# Task prompt
Scan the data below and state how many of its lines contain the word "sans", giving only the figure.

# Input for this task

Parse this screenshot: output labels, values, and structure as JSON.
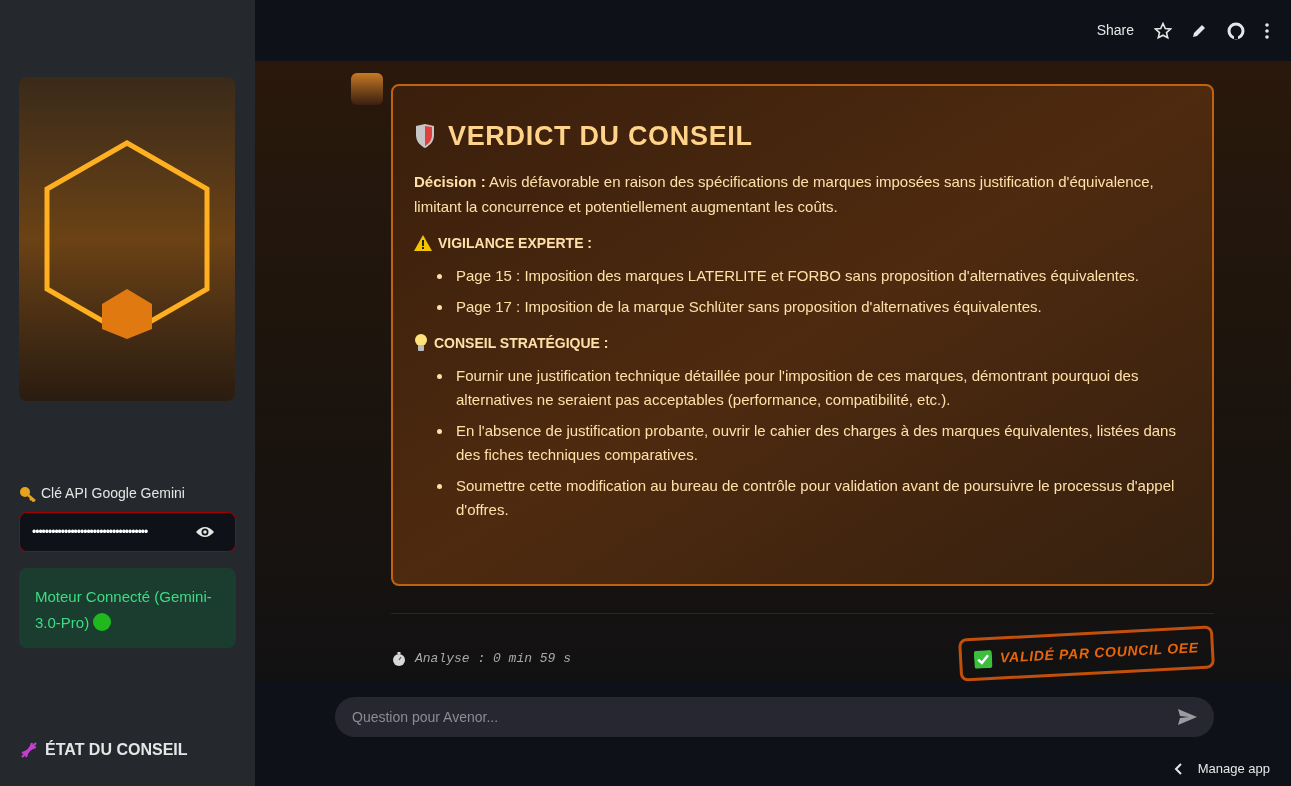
{
  "header": {
    "share": "Share"
  },
  "sidebar": {
    "api_key": {
      "label": "Clé API Google Gemini",
      "value": "••••••••••••••••••••••••••••••••••••"
    },
    "status": {
      "text": "Moteur Connecté (Gemini-3.0-Pro)",
      "connected": true
    },
    "section_title": "ÉTAT DU CONSEIL"
  },
  "message": {
    "title": "VERDICT DU CONSEIL",
    "decision": "**Décision :** Avis défavorable en raison des spécifications de marques imposées sans justification d'équivalence, limitant la concurrence et potentiellement augmentant les coûts.",
    "sections": [
      {
        "kind": "warning",
        "title": "VIGILANCE EXPERTE :",
        "items": [
          "Page 15 : Imposition des marques LATERLITE et FORBO sans proposition d'alternatives équivalentes.",
          "Page 17 : Imposition de la marque Schlüter sans proposition d'alternatives équivalentes."
        ]
      },
      {
        "kind": "idea",
        "title": "CONSEIL STRATÉGIQUE :",
        "items": [
          "Fournir une justification technique détaillée pour l'imposition de ces marques, démontrant pourquoi des alternatives ne seraient pas acceptables (performance, compatibilité, etc.).",
          "En l'absence de justification probante, ouvrir le cahier des charges à des marques équivalentes, listées dans des fiches techniques comparatives.",
          "Soumettre cette modification au bureau de contrôle pour validation avant de poursuivre le processus d'appel d'offres."
        ]
      }
    ],
    "timing": "Analyse : 0 min 59 s",
    "stamp": "VALIDÉ PAR COUNCIL OEE"
  },
  "chat_input": {
    "placeholder": "Question pour Avenor..."
  },
  "manage_app": "Manage app"
}
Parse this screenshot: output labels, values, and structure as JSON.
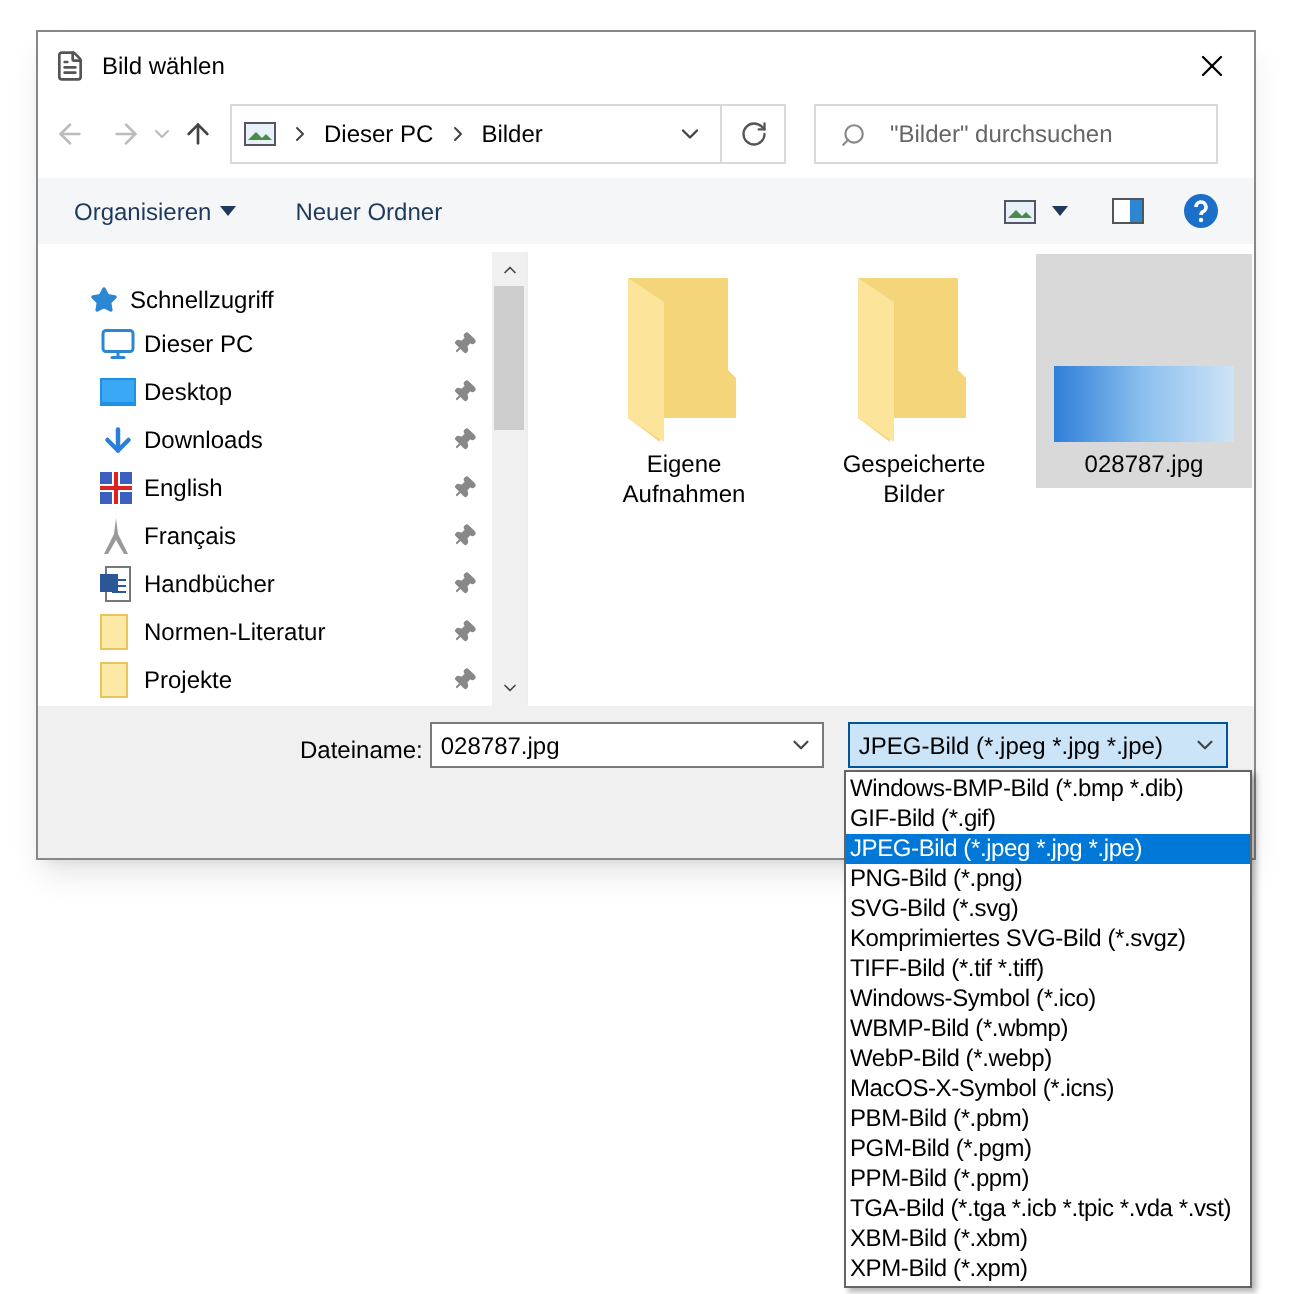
{
  "window": {
    "title": "Bild wählen"
  },
  "address": {
    "crumbs": [
      "Dieser PC",
      "Bilder"
    ]
  },
  "search": {
    "placeholder": "\"Bilder\" durchsuchen"
  },
  "toolbar": {
    "organize": "Organisieren",
    "new_folder": "Neuer Ordner"
  },
  "sidebar": {
    "header": "Schnellzugriff",
    "items": [
      {
        "label": "Dieser PC",
        "kind": "pc",
        "pinned": true
      },
      {
        "label": "Desktop",
        "kind": "desktop",
        "pinned": true
      },
      {
        "label": "Downloads",
        "kind": "download",
        "pinned": true
      },
      {
        "label": "English",
        "kind": "flag",
        "pinned": true
      },
      {
        "label": "Français",
        "kind": "tower",
        "pinned": true
      },
      {
        "label": "Handbücher",
        "kind": "doc",
        "pinned": true
      },
      {
        "label": "Normen-Literatur",
        "kind": "folder",
        "pinned": true
      },
      {
        "label": "Projekte",
        "kind": "folder",
        "pinned": true
      }
    ]
  },
  "files": [
    {
      "name": "Eigene Aufnahmen",
      "kind": "folder",
      "selected": false
    },
    {
      "name": "Gespeicherte Bilder",
      "kind": "folder",
      "selected": false
    },
    {
      "name": "028787.jpg",
      "kind": "image",
      "selected": true
    }
  ],
  "filename": {
    "label": "Dateiname:",
    "value": "028787.jpg"
  },
  "filetype": {
    "value": "JPEG-Bild (*.jpeg *.jpg *.jpe)",
    "expanded": true,
    "options": [
      {
        "label": "Windows-BMP-Bild (*.bmp *.dib)",
        "selected": false
      },
      {
        "label": "GIF-Bild (*.gif)",
        "selected": false
      },
      {
        "label": "JPEG-Bild (*.jpeg *.jpg *.jpe)",
        "selected": true
      },
      {
        "label": "PNG-Bild (*.png)",
        "selected": false
      },
      {
        "label": "SVG-Bild (*.svg)",
        "selected": false
      },
      {
        "label": "Komprimiertes SVG-Bild (*.svgz)",
        "selected": false
      },
      {
        "label": "TIFF-Bild (*.tif *.tiff)",
        "selected": false
      },
      {
        "label": "Windows-Symbol (*.ico)",
        "selected": false
      },
      {
        "label": "WBMP-Bild (*.wbmp)",
        "selected": false
      },
      {
        "label": "WebP-Bild (*.webp)",
        "selected": false
      },
      {
        "label": "MacOS-X-Symbol (*.icns)",
        "selected": false
      },
      {
        "label": "PBM-Bild (*.pbm)",
        "selected": false
      },
      {
        "label": "PGM-Bild (*.pgm)",
        "selected": false
      },
      {
        "label": "PPM-Bild (*.ppm)",
        "selected": false
      },
      {
        "label": "TGA-Bild (*.tga *.icb *.tpic *.vda *.vst)",
        "selected": false
      },
      {
        "label": "XBM-Bild (*.xbm)",
        "selected": false
      },
      {
        "label": "XPM-Bild (*.xpm)",
        "selected": false
      }
    ]
  }
}
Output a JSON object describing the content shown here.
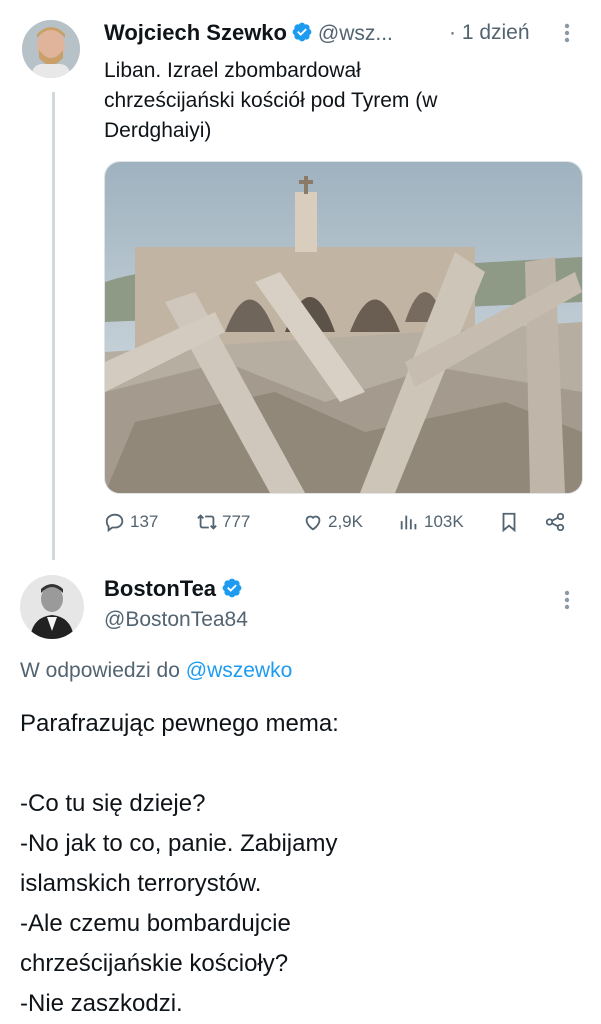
{
  "tweet": {
    "author_name": "Wojciech Szewko",
    "author_handle": "@wsz...",
    "time": "· 1 dzień",
    "text_lines": [
      "Liban. Izrael zbombardował",
      "chrześcijański kościół pod Tyrem (w",
      "Derdghaiyi)"
    ],
    "stats": {
      "replies": "137",
      "retweets": "777",
      "likes": "2,9K",
      "views": "103K"
    }
  },
  "reply": {
    "author_name": "BostonTea",
    "author_handle": "@BostonTea84",
    "replying_to_prefix": "W odpowiedzi do",
    "replying_to_handle": "@wszewko",
    "body_lines": [
      "Parafrazując pewnego mema:",
      "-Co tu się dzieje?",
      "-No jak to co, panie. Zabijamy",
      "islamskich terrorystów.",
      "-Ale czemu bombardujcie",
      "chrześcijańskie kościoły?",
      "-Nie zaszkodzi."
    ]
  },
  "colors": {
    "verified": "#1d9bf0",
    "muted": "#536471",
    "link": "#1d9bf0"
  },
  "icons": [
    "reply-icon",
    "retweet-icon",
    "like-icon",
    "views-icon",
    "bookmark-icon",
    "share-icon",
    "more-icon",
    "verified-badge-icon"
  ]
}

# Response
3